A. P. Herbert was born on this day in 1890. Herbert was a lawyer, a British MP and a prominent writer across many genres. His popular Misleading Cases books satirized the English legal system with such accuracy that some lawyers mistook them for actual trial proceedings. At issue in “Trott vrs. Tulip” is whether the literary critic, Mrs. Tulip, was defamatory when she accused the popular novelist, Miss Trott, of being “a bit of a highbrow,” thereby ruining her sales. Judge Wool tries to restrict the witnesses to literary topics — “Is Aldous Huxley a highbrow?” “Yes”; “Was William Shakespeare a highbrow?” “No, he made good” — but their testimony tends to range afield:
COUNSEL: Can you give us any idea of what you mean by a highbrow?

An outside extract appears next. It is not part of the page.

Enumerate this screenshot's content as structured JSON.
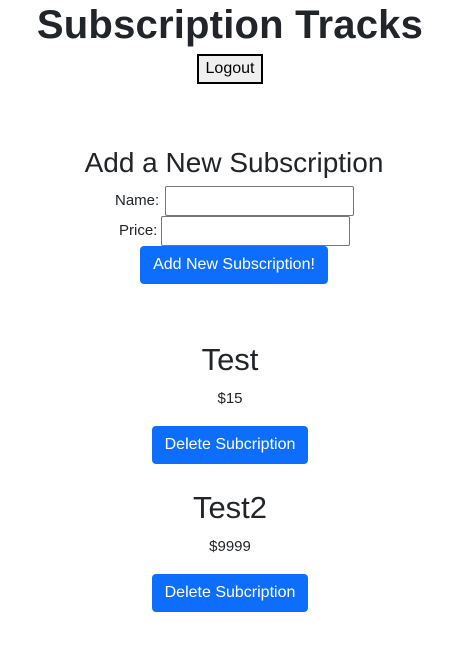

WITNESS: A highbrow is the kind of person who looks at a sausage and thinks of Picasso. She thinks life is nothing but a frame for art. You cannot talk to her about the weather. She has no soul for detective stories. She cannot swim. She reads in the bath. She—
COUNSEL: One moment, Mr. Haddock—
WITNESS: She quotes French writers at breakfast. She has just read a book which you have not. She tells you so. She cannot understand the attraction of chorus girls. She would rather her daughters were brainy than beautiful. She has no sense of humour.
COUNSEL: But. Mr. Haddock—?
WITNESS: Wit, sometimes, but no humour. She knows too much. She talks too much. She takes no exercise. She does not care if it snows. She drinks too much coffee. She does not care for the Colonies. Her soul is in Florence. She cannot cook. She would be at a loss in a conversation with a bookmaker—
COUNSEL: But is the jury to understand, Mr. Haddock, that in your opinion the highbrow is necessarily of the feminine gender?
WITNESS: Of course. It is one of the special diseases of women.
COUNSEL: But are there no highbrows among men?
WITNESS: There are, of course. There are many feminine men, Sir Etheired.
While not particularly convinced by this bit of expertise, Judge Wool awards damages to Miss Trott.
Herbert was capable of literary modes quite beyond satire as well: his 1919 WWI novel The Secret Battle explores the topic of wartime deserters; Winston Churchill wrote an introduction for a later edition, describing the book as “a soldier’s tale cut in stone to melt all hearts.”
…Then we saw him pick up
all the things that were down.
He picked up the cake,
and the rake, and the gown,
and the milk, and the strings,
and the books, and the dish,
and the fan, and the cup,
and the ship, and the fish.
And he put them away.
Then he said, “That is that.”
And then he was gone
with a tip of his hat.
—from The Cat in the Hat; Theodor Seuss Geisel died on this day in 1991
Daybook is contributed by Steve King, who teaches in the English Department of Memorial University in St. John’s, Newfoundland. His literary daybook began as a radio series syndicated nationally in Canada. He can be found online at todayinliterature.com.